Citation: Dzwonek J and Wilczynski GM (2015) CD44: molecular interactions, signaling and functions in the nervous system. Front. Cell. Neurosci. 9:175. doi: 10.3389/fncel.2015.00175

Received: 30 January 2015; Accepted: 20 April 2015;
Published online: 07 May 2015.

Edited by:

Jerzy W. Mozrzymas, Wroclaw Medical University, Poland

Reviewed by:

Alexander Dityatev, German Center for Neurodegenerative Diseases, Germany
Larry Scott Sherman, Oregon Health and Science Univeristy, USA
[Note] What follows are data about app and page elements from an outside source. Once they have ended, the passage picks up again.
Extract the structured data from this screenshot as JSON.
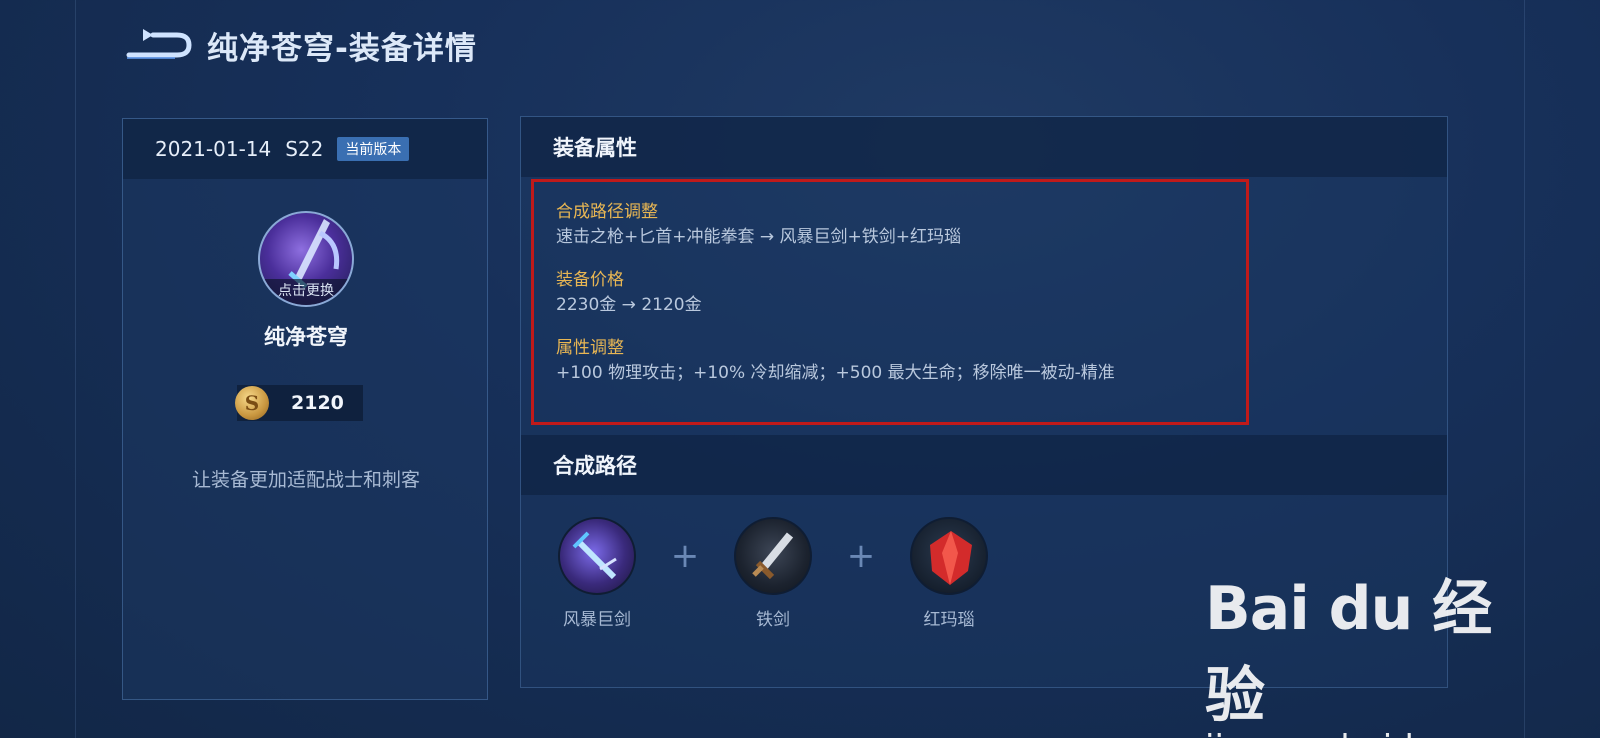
{
  "header": {
    "title": "纯净苍穹-装备详情"
  },
  "left": {
    "date": "2021-01-14",
    "season": "S22",
    "badge": "当前版本",
    "avatar_caption": "点击更换",
    "item_name": "纯净苍穹",
    "price": "2120",
    "description": "让装备更加适配战士和刺客"
  },
  "attributes": {
    "section_title": "装备属性",
    "items": [
      {
        "label": "合成路径调整",
        "value": "速击之枪+匕首+冲能拳套 → 风暴巨剑+铁剑+红玛瑙"
      },
      {
        "label": "装备价格",
        "value": "2230金 → 2120金"
      },
      {
        "label": "属性调整",
        "value": "+100 物理攻击；+10% 冷却缩减；+500 最大生命；移除唯一被动-精准"
      }
    ],
    "highlight_color": "#c01a1a",
    "label_color": "#e8b653"
  },
  "recipe": {
    "section_title": "合成路径",
    "plus": "+",
    "items": [
      {
        "name": "风暴巨剑",
        "icon": "storm-sword-icon"
      },
      {
        "name": "铁剑",
        "icon": "iron-sword-icon"
      },
      {
        "name": "红玛瑙",
        "icon": "red-agate-icon"
      }
    ]
  },
  "watermark": {
    "logo": "Bai du 经验",
    "url": "jingyan.baidu.com"
  }
}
Copyright © 2015 Dzwonek and Wilczynski. This is an open-access article distributed under the terms of the Creative Commons Attribution License (CC BY). The use, distribution and reproduction in other forums is permitted, provided the original author(s) or licensor are credited and that the original publication in this journal is cited, in accordance with accepted academic practice. No use, distribution or reproduction is permitted which does not comply with these terms.

*Correspondence: Joanna Dzwonek and Grzegorz M. Wilczynski, Laboratory of Molecular and Systemic Neuromorphology, Nencki Institute of Experimental Biology, ul. Pasteura 3, Warsaw 02-093, Poland, j.dzwonek@nencki.gov.pl;
g.wilczynski@nencki.gov.pl